She enrolled at the National Louis University (at the time of her enrollment the institution was called the Chicago Kindergarten Institute). The university was one of the first teacher colleges in the US to offer a four year Bachelor of Education degree.
The university teamed up with Jane Addams, founder of the Hull House. The Hull House is a settlement house in Chicago that housed European immigrants most of whom were poor. They teamed up with the intent to make education available to these poor European immigrants at the Hull House. Neva, upon her acquaintance with Hull House developed her notion that the social education of young children could not be left to chance.
After she graduated, she moved to Dallas to teach a big kindergarten group from a low economic class for several years. In 1904 she taught kindergarten Buffalo, New York before returning to Chicago to attend University of Chicago in 1908. During her time at the University she volunteered in several settlement houses where she demonstrated her views and methods.
At the time, public recreation programs focused on exercise, sports and competitive games which she thought to be constricting and unproductive. She thought the goal should be social development, not physical exercise. In her programs she stressed the point of social games that improved the social relationships. Regarding her views she said “…The greed for power, the hatred and dishonesty which have become associated with competitive games are not an inherent part of them but have found their why in them through a false sense of values. Prizes separate people, pit them against each other, discourage the less able and set the more able apart.”
Around this time the playground and recreation movement had started as well as the founding of youth programs and social service organizations. The staff for this movement was mainly made up of volunteers within the communities who had no special training and the few of them who were paid workers still were not qualified enough because they were not skilled graduates of any customary training programs. They needed training so the organizations had their own seminars and on the job training courses.
The West Chicago Park Commission employed Neva Boyd as a social worker for Eckhart Park mainly to manage social clubs, direct dramatics, supervise social dances and play activities for groups of young children. Very soon she realized how much some sort of discipline towards training procedures was a necessity. Her colleagues working alongside her faced many adversities that were apparent from a lack of educational training on their part. Since she was a graduate of the Chicago Kindergarten Institute and had experience in early childhood education she applied this knowledge to her work mainly through play and game related activities. Encouraged by the lack of training she witnessed in her colleagues and wanting the raise the standards of playground workers she founded her own school with the intent of developing a formal education for people interested in working with groups. This action led to the addition of group play as a method of social work practice.
In 1909 she established the Chicago School for Playground Workers. Then from 1914-1920 the school ran under the Recreation Department of the Chicago School of Civics and Philanthropy.
The Recreation Training School, opened at Hull House in 1920, as the successor to the Recreation Department of the Chicago School of Civics and Philanthropy. Her institution taught a one year educational program in the form of group games, gymnastic, dancing, theatre arts, play theory and social problems. Most of her classes were held at the Hull House where Jane Addams served on the Board of Directors.
The Recreation Training School was the peak of Neva Boyd’s work to formalize an education approach to social development through group activities.
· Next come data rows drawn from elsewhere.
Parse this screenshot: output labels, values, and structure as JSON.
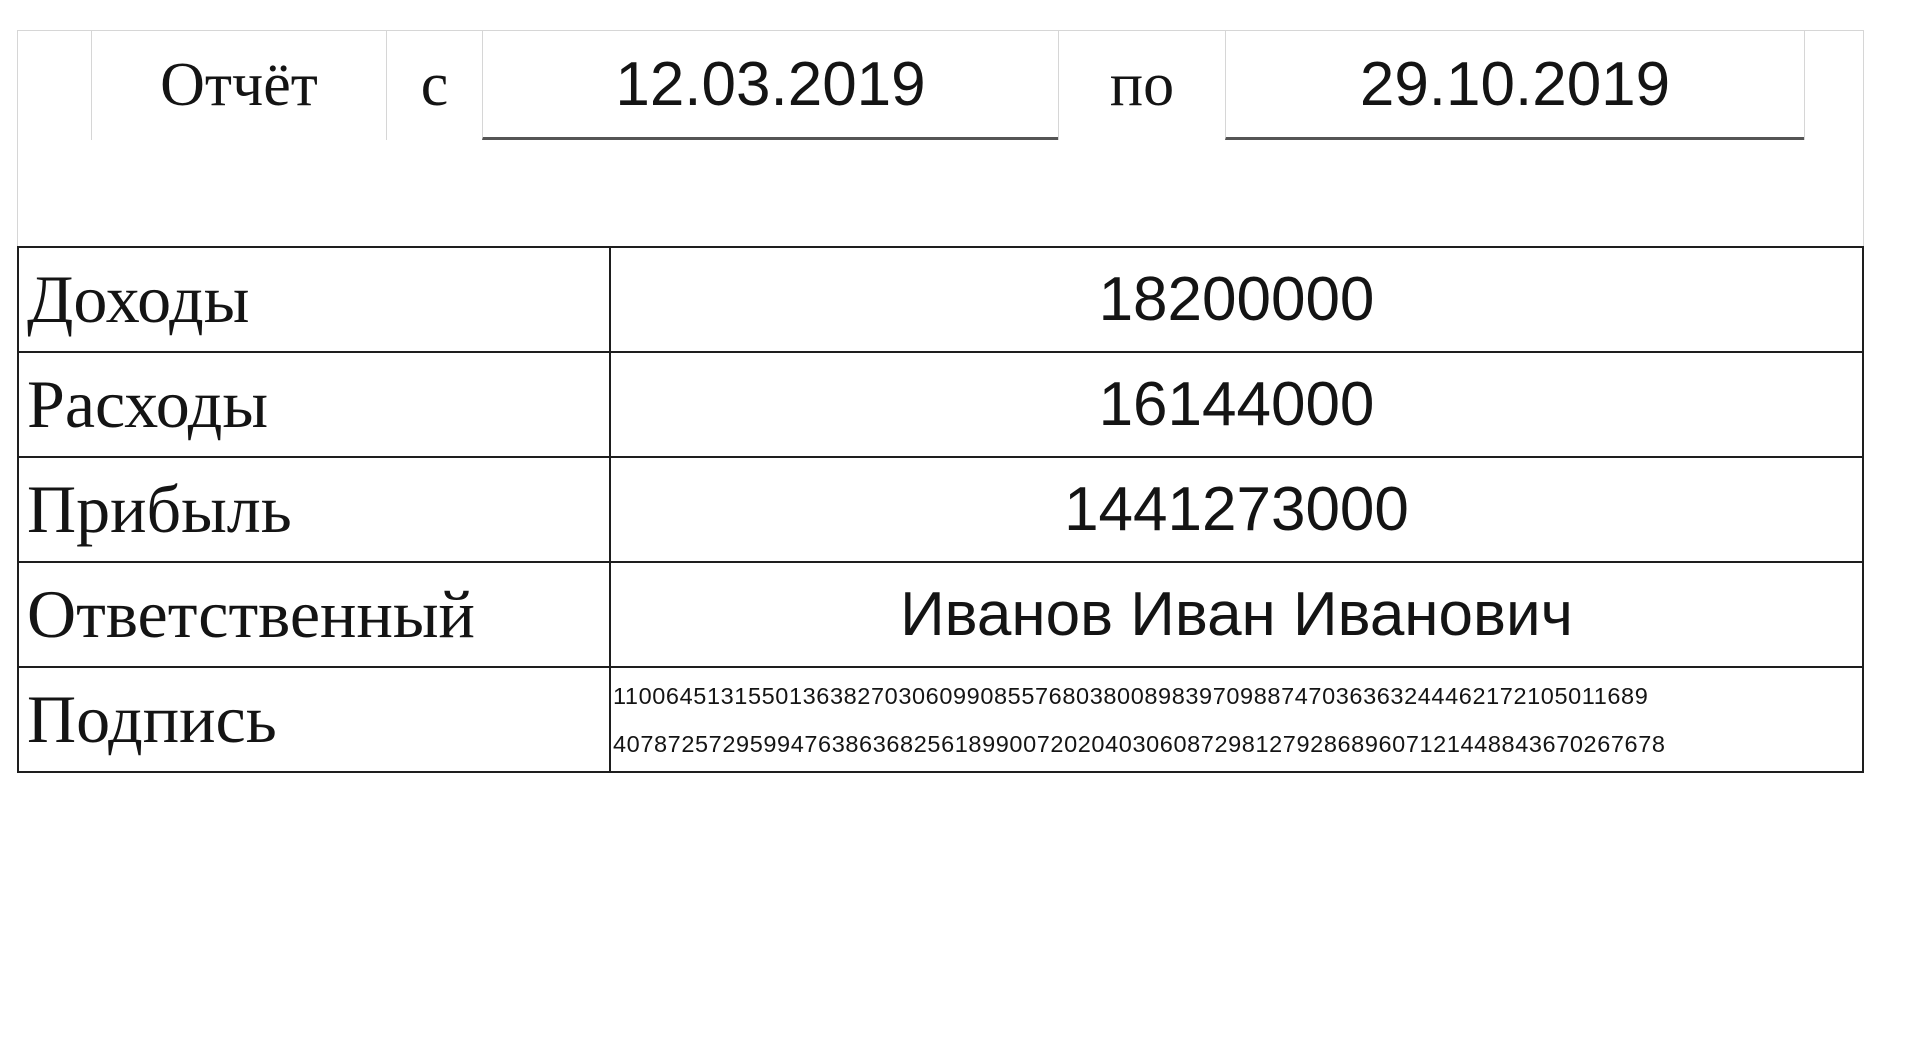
{
  "header": {
    "title": "Отчёт",
    "from_label": "с",
    "date_from": "12.03.2019",
    "to_label": "по",
    "date_to": "29.10.2019"
  },
  "rows": [
    {
      "label": "Доходы",
      "value": "18200000"
    },
    {
      "label": "Расходы",
      "value": "16144000"
    },
    {
      "label": "Прибыль",
      "value": "1441273000"
    },
    {
      "label": "Ответственный",
      "value": "Иванов Иван Иванович"
    }
  ],
  "signature": {
    "label": "Подпись",
    "line1": "1100645131550136382703060990855768038008983970988747036363244462172105011689",
    "line2": "40787257295994763863682561899007202040306087298127928689607121448843670267678"
  }
}
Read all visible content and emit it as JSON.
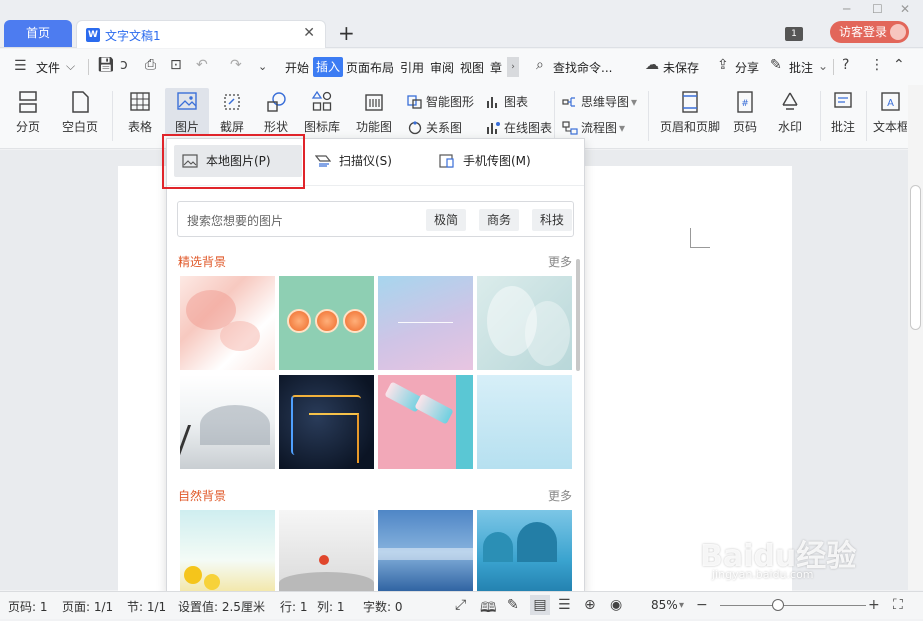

The school closed seven years later mainly due to the fact that she was offered an invitation to give courses at the Northwestern University.
The program developed as she hoped it would, and she taught her courses in play theory, leadership, group organization, and other subjects until her retirement in 1941. Even after her retirement Neva Boyd persisted in the field of education she served as a consultant in hospitals, conducted many courses at universities, colleges and through touring and began the preparation of the papers on her work on play theory and leadership until her death on November 21, 1963.